# About this exercise
A single number is wanted: how many lines of the data below include the string "logo"?

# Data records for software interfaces
================

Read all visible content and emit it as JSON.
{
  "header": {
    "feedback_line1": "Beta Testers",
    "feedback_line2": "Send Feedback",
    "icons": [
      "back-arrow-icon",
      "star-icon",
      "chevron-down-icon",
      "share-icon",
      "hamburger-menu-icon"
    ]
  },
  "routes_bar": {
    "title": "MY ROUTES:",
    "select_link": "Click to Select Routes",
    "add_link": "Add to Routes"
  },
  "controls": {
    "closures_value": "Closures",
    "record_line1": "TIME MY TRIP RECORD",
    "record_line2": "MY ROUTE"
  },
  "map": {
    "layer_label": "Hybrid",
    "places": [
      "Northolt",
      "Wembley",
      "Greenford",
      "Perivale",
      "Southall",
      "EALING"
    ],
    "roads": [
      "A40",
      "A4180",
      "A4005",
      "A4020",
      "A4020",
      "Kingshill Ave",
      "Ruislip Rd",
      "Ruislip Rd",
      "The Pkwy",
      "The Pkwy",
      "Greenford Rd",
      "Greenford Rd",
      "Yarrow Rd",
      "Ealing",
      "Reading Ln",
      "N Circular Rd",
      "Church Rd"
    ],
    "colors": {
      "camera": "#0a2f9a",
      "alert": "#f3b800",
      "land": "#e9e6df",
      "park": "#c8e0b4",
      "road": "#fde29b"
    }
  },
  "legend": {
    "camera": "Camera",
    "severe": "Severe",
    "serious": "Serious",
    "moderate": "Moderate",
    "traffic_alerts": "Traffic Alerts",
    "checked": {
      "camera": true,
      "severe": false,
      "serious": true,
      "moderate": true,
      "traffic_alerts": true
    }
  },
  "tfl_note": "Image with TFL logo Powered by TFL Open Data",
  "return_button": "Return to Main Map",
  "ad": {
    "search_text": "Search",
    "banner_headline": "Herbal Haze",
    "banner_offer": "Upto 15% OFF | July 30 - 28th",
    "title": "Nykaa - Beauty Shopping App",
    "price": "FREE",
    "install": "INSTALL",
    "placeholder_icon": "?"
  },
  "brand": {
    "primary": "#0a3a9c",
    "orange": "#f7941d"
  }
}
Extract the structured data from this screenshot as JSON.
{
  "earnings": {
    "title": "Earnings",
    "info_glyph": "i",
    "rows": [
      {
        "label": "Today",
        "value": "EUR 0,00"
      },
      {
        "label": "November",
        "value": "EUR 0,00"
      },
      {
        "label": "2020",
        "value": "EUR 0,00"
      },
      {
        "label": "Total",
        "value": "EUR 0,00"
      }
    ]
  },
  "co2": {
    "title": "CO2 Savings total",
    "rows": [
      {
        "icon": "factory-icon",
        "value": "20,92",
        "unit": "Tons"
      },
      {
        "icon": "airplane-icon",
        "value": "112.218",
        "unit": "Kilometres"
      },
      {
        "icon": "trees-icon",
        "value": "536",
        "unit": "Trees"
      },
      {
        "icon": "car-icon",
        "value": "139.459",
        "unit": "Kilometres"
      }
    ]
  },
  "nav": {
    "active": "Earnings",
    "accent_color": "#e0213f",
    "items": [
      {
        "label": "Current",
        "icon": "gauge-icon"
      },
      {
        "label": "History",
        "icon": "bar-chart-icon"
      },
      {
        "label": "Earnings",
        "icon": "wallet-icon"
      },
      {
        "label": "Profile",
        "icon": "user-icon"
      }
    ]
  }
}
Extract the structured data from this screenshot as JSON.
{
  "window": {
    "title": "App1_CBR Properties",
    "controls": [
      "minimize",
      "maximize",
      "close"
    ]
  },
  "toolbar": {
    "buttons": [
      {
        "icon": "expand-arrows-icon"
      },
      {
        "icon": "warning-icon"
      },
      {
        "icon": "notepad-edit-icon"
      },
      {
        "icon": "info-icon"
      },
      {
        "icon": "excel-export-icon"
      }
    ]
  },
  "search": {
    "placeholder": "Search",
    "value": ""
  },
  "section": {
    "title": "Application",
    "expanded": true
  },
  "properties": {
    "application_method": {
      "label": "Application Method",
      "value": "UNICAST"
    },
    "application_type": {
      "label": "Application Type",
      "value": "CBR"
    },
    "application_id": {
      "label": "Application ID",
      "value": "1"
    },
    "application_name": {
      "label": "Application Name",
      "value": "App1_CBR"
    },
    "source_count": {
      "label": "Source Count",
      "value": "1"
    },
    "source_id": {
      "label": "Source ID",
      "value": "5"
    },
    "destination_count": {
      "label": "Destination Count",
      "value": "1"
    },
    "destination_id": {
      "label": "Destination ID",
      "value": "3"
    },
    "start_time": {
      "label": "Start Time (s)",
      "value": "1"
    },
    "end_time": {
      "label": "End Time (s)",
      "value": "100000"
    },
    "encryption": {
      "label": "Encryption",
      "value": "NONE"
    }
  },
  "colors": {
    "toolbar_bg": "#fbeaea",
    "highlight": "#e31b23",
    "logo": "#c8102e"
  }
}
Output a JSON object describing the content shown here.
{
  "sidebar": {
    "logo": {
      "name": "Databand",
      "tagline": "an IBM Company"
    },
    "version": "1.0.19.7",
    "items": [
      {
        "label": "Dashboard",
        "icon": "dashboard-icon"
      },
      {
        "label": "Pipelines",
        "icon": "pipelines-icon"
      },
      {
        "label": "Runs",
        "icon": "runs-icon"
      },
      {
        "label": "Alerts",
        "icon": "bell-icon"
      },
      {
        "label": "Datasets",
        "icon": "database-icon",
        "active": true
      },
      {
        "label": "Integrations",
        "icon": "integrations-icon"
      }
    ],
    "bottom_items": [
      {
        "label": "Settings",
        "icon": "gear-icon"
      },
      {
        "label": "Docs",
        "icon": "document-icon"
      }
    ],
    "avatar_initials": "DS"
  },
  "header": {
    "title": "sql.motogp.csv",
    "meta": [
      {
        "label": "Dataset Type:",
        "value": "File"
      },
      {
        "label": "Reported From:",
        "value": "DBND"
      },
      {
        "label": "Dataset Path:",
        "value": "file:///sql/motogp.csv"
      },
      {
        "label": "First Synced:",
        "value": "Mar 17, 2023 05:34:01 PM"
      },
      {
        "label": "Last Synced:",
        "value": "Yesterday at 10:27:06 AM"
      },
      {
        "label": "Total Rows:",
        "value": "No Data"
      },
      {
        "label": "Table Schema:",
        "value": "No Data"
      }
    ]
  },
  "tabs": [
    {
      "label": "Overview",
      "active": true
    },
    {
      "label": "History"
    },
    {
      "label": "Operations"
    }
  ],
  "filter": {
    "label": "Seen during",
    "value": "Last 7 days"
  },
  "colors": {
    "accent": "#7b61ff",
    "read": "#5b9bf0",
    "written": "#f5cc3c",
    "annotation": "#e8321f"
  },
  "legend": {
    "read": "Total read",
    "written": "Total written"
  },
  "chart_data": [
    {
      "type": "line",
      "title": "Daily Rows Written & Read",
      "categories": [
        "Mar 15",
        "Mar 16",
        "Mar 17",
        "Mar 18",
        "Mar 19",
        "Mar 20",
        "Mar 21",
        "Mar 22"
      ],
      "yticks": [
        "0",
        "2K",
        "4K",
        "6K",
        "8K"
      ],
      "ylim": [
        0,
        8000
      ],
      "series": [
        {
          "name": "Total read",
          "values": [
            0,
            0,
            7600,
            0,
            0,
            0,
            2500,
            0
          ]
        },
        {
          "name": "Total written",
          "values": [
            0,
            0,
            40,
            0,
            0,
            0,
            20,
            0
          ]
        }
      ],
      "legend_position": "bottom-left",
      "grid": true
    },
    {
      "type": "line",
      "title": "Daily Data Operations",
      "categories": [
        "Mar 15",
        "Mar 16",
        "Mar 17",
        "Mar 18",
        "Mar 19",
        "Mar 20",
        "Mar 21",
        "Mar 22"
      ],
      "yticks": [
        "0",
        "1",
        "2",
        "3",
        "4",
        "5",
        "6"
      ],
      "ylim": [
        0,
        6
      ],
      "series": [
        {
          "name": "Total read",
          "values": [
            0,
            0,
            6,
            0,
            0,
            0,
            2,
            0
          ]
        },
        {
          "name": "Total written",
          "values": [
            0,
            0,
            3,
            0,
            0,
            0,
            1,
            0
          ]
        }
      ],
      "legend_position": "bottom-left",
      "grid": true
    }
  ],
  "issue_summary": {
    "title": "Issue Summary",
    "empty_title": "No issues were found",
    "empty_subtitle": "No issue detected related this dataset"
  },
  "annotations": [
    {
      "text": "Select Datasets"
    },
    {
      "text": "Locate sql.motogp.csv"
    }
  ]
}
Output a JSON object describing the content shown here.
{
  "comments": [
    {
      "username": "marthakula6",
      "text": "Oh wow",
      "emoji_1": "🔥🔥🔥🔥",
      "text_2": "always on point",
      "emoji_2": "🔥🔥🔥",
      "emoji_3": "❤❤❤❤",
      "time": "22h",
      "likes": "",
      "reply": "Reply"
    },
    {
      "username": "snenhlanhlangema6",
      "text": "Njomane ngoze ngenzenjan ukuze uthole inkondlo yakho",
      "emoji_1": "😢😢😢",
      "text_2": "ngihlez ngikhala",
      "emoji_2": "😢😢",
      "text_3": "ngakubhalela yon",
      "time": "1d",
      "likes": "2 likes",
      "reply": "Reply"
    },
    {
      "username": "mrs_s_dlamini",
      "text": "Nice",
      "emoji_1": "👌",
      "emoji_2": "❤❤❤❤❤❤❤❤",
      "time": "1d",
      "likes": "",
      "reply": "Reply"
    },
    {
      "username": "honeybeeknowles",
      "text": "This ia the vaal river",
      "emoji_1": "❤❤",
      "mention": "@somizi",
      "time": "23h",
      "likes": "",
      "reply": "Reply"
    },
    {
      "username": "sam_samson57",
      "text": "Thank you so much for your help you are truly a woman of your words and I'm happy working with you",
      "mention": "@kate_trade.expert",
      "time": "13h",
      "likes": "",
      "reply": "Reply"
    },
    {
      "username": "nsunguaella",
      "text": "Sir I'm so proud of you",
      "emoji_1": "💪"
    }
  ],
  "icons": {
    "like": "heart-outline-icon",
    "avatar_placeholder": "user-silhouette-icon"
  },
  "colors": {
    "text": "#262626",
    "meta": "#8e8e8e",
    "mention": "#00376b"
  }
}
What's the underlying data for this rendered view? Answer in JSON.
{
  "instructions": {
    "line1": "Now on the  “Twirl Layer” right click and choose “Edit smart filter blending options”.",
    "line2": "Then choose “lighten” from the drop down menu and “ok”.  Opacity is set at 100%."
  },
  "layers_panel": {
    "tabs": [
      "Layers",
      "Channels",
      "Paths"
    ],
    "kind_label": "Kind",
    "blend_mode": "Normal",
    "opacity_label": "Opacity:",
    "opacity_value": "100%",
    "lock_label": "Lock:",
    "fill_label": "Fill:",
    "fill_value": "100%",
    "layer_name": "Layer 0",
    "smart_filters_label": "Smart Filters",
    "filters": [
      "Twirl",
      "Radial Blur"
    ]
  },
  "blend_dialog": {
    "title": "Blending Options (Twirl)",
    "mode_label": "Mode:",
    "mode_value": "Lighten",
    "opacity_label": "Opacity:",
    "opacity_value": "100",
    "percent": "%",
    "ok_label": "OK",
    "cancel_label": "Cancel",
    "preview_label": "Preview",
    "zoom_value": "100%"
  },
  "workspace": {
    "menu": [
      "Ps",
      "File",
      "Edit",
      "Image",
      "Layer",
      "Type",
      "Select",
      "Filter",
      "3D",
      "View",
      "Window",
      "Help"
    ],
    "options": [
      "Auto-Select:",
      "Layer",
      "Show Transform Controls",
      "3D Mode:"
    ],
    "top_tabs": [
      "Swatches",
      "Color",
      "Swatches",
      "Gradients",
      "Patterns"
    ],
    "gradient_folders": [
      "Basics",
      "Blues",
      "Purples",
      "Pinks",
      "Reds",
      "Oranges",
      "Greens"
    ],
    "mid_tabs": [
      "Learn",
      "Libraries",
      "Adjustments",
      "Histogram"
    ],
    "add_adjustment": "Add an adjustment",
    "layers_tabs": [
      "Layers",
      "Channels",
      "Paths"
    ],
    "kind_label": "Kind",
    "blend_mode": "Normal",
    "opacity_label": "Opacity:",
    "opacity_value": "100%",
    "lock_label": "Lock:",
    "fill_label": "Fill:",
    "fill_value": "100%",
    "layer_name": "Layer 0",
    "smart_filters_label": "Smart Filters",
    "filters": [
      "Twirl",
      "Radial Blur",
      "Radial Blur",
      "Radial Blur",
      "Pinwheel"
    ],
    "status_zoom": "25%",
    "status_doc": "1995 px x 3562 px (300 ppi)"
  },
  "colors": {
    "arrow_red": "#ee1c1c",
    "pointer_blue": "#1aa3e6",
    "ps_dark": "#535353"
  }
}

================

# Solution to this exercise
3